Why the unmarried and childless are singing the welfare state blues.
- By Alicia P.Q. Wittmeyer
Alicia P.Q. Wittmeyer is assistant managing editor for online at Foreign Policy. Her work has appeared in the Los Angeles Times, the Washington Post, and Forbes, among other places. She holds a bachelor's degree from U.C. Berkeley, and master's degrees from Peking University and the London School of Economics. The P.Q. stands for Ping-Quon.
From afar, the Nordic countries look like the promised land — except for the long winters, of course. Bestowed with wealth, good schools, universal health care, and long life spans, it’s no wonder that Denmark, Finland, Iceland, Norway, and Sweden regularly top lists of the "world’s happiest countries."
But life in the herring collective may not be all that it seems — not if you’re young and single, anyway. New research from sociologists Hiroshi Ono and Kristen Schultz Lee argues that the picture of glowing Scandinavian satisfaction obscures a more nuanced reality: a set of subtle trade-offs in these welfare states that favor families over the single and childless. The Nordic model, the authors argue, not only redistributes wealth — it also redistributes happiness.

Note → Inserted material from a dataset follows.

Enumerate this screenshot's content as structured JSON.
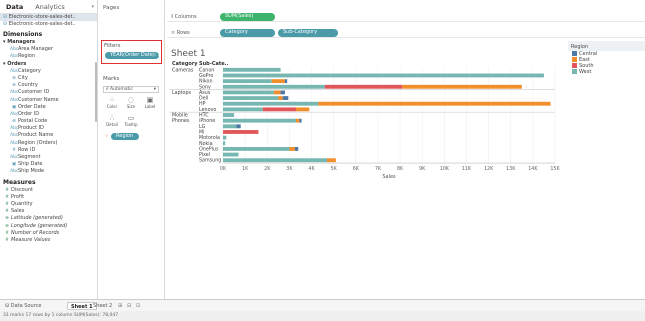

The study’s authors looked at 2002 data from 29 countries, collected by the International Social Survey Program, in which respondents reported their demographic characteristics as well as their levels of happiness. Unsurprisingly, the happiness gap between rich and poor is smaller in countries that spend heavily on welfare programs. But Ono and Lee also found that the happiness gap between married and unmarried people is larger in countries with high public-welfare spending. Being single in, say, Sweden is more of a downer; while women with children, in particular, see a significant happiness boost. The authors argue that this is because states spend lavishly on pro-family policies like generous parental leave and subsidized, high-quality day care, while single people (who also pay high taxes) receive the least in return.
It could be that states with pro-family policies might have extra-strong societal attachments to the idea of family. So those people who haven’t yet formed families of their own could be unhappy for reasons other than paying taxes through the nose. Yet the research is a reminder that it’s worth digging a little deeper into a country’s aggregate happiness. With every policy, there are winners and losers — even in a welfare state nirvana.